■ **What to do**:
Could every line of the data be copied out once more, exactly?

______

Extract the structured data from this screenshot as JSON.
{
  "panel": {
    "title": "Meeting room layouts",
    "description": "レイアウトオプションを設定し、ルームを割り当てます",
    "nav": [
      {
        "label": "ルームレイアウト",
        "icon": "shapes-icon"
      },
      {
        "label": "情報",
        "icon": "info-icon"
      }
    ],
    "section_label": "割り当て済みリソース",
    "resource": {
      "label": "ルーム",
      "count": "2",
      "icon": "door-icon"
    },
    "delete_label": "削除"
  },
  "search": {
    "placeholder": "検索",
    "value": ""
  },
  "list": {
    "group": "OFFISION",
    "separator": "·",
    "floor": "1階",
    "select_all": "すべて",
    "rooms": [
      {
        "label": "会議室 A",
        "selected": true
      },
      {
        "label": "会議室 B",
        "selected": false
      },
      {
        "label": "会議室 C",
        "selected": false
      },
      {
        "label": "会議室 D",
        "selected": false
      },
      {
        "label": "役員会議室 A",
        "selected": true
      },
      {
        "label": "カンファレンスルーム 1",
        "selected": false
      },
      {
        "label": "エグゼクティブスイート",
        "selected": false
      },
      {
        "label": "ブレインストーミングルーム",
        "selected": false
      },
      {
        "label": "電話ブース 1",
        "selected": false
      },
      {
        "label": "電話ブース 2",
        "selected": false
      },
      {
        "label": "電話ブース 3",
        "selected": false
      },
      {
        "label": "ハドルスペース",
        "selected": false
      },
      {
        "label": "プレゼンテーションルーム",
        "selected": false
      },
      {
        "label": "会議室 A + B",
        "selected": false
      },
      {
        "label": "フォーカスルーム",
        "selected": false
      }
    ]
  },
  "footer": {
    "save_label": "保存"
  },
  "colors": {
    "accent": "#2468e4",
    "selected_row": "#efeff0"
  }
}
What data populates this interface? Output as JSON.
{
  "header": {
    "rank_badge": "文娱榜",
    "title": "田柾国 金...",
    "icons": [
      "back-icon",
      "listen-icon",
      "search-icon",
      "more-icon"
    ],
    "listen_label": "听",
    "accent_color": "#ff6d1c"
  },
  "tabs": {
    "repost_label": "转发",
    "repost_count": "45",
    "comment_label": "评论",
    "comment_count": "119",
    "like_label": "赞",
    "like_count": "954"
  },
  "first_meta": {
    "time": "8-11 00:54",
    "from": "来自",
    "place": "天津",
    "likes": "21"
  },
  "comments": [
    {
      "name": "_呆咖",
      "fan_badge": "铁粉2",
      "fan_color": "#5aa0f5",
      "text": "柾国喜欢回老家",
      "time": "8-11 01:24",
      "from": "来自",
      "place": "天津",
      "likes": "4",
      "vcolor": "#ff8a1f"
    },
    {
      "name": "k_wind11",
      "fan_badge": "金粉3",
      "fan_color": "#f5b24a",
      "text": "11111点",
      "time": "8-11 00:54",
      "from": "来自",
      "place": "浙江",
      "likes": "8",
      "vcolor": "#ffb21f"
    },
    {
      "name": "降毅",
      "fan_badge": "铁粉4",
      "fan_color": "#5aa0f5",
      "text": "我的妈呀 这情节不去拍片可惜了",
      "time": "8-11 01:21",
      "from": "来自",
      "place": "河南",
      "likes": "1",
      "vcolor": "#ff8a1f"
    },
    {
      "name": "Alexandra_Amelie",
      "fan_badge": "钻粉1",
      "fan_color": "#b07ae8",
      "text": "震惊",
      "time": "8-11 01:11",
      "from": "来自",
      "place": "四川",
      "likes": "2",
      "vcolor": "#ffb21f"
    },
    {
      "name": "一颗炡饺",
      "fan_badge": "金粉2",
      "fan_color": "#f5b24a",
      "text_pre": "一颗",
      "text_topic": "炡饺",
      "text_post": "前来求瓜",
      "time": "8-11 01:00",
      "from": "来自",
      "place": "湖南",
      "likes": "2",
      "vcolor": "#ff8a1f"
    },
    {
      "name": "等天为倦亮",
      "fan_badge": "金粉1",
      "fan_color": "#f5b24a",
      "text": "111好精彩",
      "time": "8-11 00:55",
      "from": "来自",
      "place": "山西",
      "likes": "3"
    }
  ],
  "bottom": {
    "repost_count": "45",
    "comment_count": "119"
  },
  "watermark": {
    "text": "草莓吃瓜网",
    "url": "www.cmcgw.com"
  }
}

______

■ **Solution to the problem**:
Extract the structured data from this screenshot as JSON.
{
  "panel": {
    "title": "Meeting room layouts",
    "description": "レイアウトオプションを設定し、ルームを割り当てます",
    "nav": [
      {
        "label": "ルームレイアウト",
        "icon": "shapes-icon"
      },
      {
        "label": "情報",
        "icon": "info-icon"
      }
    ],
    "section_label": "割り当て済みリソース",
    "resource": {
      "label": "ルーム",
      "count": "2",
      "icon": "door-icon"
    },
    "delete_label": "削除"
  },
  "search": {
    "placeholder": "検索",
    "value": ""
  },
  "list": {
    "group": "OFFISION",
    "separator": "·",
    "floor": "1階",
    "select_all": "すべて",
    "rooms": [
      {
        "label": "会議室 A",
        "selected": true
      },
      {
        "label": "会議室 B",
        "selected": false
      },
      {
        "label": "会議室 C",
        "selected": false
      },
      {
        "label": "会議室 D",
        "selected": false
      },
      {
        "label": "役員会議室 A",
        "selected": true
      },
      {
        "label": "カンファレンスルーム 1",
        "selected": false
      },
      {
        "label": "エグゼクティブスイート",
        "selected": false
      },
      {
        "label": "ブレインストーミングルーム",
        "selected": false
      },
      {
        "label": "電話ブース 1",
        "selected": false
      },
      {
        "label": "電話ブース 2",
        "selected": false
      },
      {
        "label": "電話ブース 3",
        "selected": false
      },
      {
        "label": "ハドルスペース",
        "selected": false
      },
      {
        "label": "プレゼンテーションルーム",
        "selected": false
      },
      {
        "label": "会議室 A + B",
        "selected": false
      },
      {
        "label": "フォーカスルーム",
        "selected": false
      }
    ]
  },
  "footer": {
    "save_label": "保存"
  },
  "colors": {
    "accent": "#2468e4",
    "selected_row": "#efeff0"
  }
}
What data populates this interface? Output as JSON.
{
  "header": {
    "rank_badge": "文娱榜",
    "title": "田柾国 金...",
    "icons": [
      "back-icon",
      "listen-icon",
      "search-icon",
      "more-icon"
    ],
    "listen_label": "听",
    "accent_color": "#ff6d1c"
  },
  "tabs": {
    "repost_label": "转发",
    "repost_count": "45",
    "comment_label": "评论",
    "comment_count": "119",
    "like_label": "赞",
    "like_count": "954"
  },
  "first_meta": {
    "time": "8-11 00:54",
    "from": "来自",
    "place": "天津",
    "likes": "21"
  },
  "comments": [
    {
      "name": "_呆咖",
      "fan_badge": "铁粉2",
      "fan_color": "#5aa0f5",
      "text": "柾国喜欢回老家",
      "time": "8-11 01:24",
      "from": "来自",
      "place": "天津",
      "likes": "4",
      "vcolor": "#ff8a1f"
    },
    {
      "name": "k_wind11",
      "fan_badge": "金粉3",
      "fan_color": "#f5b24a",
      "text": "11111点",
      "time": "8-11 00:54",
      "from": "来自",
      "place": "浙江",
      "likes": "8",
      "vcolor": "#ffb21f"
    },
    {
      "name": "降毅",
      "fan_badge": "铁粉4",
      "fan_color": "#5aa0f5",
      "text": "我的妈呀 这情节不去拍片可惜了",
      "time": "8-11 01:21",
      "from": "来自",
      "place": "河南",
      "likes": "1",
      "vcolor": "#ff8a1f"
    },
    {
      "name": "Alexandra_Amelie",
      "fan_badge": "钻粉1",
      "fan_color": "#b07ae8",
      "text": "震惊",
      "time": "8-11 01:11",
      "from": "来自",
      "place": "四川",
      "likes": "2",
      "vcolor": "#ffb21f"
    },
    {
      "name": "一颗炡饺",
      "fan_badge": "金粉2",
      "fan_color": "#f5b24a",
      "text_pre": "一颗",
      "text_topic": "炡饺",
      "text_post": "前来求瓜",
      "time": "8-11 01:00",
      "from": "来自",
      "place": "湖南",
      "likes": "2",
      "vcolor": "#ff8a1f"
    },
    {
      "name": "等天为倦亮",
      "fan_badge": "金粉1",
      "fan_color": "#f5b24a",
      "text": "111好精彩",
      "time": "8-11 00:55",
      "from": "来自",
      "place": "山西",
      "likes": "3"
    }
  ],
  "bottom": {
    "repost_count": "45",
    "comment_count": "119"
  },
  "watermark": {
    "text": "草莓吃瓜网",
    "url": "www.cmcgw.com"
  }
}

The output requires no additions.